▶ Exercise goal
Below are the records; copy out every line that holds the word "user".

-- Opening Marker --

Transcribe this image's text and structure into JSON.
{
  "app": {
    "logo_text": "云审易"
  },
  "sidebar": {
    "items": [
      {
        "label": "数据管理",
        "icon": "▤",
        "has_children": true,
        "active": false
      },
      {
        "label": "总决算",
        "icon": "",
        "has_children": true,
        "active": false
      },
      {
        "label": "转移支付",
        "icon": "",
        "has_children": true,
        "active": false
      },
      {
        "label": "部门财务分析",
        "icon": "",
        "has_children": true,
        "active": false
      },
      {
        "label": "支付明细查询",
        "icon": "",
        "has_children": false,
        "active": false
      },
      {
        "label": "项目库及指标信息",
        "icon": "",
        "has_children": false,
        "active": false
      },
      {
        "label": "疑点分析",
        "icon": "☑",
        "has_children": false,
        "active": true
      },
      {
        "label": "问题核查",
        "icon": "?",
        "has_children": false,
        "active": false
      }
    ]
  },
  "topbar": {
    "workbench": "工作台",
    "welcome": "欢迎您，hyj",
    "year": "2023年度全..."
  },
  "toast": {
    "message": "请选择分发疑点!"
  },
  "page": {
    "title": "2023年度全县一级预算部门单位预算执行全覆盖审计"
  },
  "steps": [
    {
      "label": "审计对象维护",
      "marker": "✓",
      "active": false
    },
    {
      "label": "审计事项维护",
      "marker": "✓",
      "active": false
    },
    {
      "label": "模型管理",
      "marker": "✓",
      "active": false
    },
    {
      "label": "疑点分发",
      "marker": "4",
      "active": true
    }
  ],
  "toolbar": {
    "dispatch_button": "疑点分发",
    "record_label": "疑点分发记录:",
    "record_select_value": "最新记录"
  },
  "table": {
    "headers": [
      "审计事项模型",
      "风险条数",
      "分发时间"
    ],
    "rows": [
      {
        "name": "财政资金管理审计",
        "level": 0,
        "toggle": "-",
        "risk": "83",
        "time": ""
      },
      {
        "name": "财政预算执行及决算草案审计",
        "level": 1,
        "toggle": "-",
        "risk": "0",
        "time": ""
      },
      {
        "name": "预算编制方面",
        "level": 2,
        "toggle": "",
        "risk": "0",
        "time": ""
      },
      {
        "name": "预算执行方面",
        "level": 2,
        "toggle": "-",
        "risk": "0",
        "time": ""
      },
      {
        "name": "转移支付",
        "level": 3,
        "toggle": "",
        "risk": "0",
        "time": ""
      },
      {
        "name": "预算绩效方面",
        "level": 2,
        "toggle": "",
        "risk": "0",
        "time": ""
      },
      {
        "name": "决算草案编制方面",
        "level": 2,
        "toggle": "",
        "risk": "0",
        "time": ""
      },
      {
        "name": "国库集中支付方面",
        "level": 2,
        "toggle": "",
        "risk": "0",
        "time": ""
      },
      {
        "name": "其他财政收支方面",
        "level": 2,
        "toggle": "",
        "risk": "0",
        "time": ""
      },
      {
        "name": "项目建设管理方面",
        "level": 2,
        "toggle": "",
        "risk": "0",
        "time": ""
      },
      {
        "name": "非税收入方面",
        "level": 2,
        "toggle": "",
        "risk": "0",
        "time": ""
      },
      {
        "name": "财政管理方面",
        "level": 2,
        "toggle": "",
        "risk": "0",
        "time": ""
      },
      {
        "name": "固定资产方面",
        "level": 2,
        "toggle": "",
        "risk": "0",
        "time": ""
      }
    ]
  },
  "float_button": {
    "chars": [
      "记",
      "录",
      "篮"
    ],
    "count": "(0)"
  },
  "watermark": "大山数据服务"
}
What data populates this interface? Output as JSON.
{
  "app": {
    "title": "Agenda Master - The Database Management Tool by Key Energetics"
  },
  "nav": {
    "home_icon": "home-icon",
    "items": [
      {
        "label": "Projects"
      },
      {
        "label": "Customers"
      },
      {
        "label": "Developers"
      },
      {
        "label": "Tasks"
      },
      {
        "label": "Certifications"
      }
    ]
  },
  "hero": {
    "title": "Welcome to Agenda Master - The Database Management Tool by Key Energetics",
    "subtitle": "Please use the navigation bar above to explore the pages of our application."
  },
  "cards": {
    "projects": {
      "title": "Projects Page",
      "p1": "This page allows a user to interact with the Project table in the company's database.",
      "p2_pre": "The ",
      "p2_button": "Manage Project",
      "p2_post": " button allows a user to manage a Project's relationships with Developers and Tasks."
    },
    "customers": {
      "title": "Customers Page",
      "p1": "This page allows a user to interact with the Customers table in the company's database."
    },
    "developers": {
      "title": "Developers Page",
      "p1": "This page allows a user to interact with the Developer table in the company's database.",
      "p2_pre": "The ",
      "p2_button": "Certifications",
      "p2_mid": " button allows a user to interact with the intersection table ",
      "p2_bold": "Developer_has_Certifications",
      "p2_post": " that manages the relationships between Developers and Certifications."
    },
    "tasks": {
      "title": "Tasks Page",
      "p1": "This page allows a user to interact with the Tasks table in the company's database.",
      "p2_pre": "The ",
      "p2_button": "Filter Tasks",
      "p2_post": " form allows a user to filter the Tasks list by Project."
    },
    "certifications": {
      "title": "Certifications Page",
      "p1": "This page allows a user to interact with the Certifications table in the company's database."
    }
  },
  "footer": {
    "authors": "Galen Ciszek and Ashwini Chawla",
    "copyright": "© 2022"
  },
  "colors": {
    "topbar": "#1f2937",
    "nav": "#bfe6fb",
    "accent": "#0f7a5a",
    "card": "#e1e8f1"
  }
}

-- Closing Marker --

▶ Answer to this problem
      "p1": "This page allows a user to interact with the Project table in the company's database.",
      "p2_post": " button allows a user to manage a Project's relationships with Developers and Tasks."
      "p1": "This page allows a user to interact with the Customers table in the company's database."
      "p1": "This page allows a user to interact with the Developer table in the company's database.",
      "p2_mid": " button allows a user to interact with the intersection table ",
      "p1": "This page allows a user to interact with the Tasks table in the company's database.",
      "p2_post": " form allows a user to filter the Tasks list by Project."
      "p1": "This page allows a user to interact with the Certifications table in the company's database."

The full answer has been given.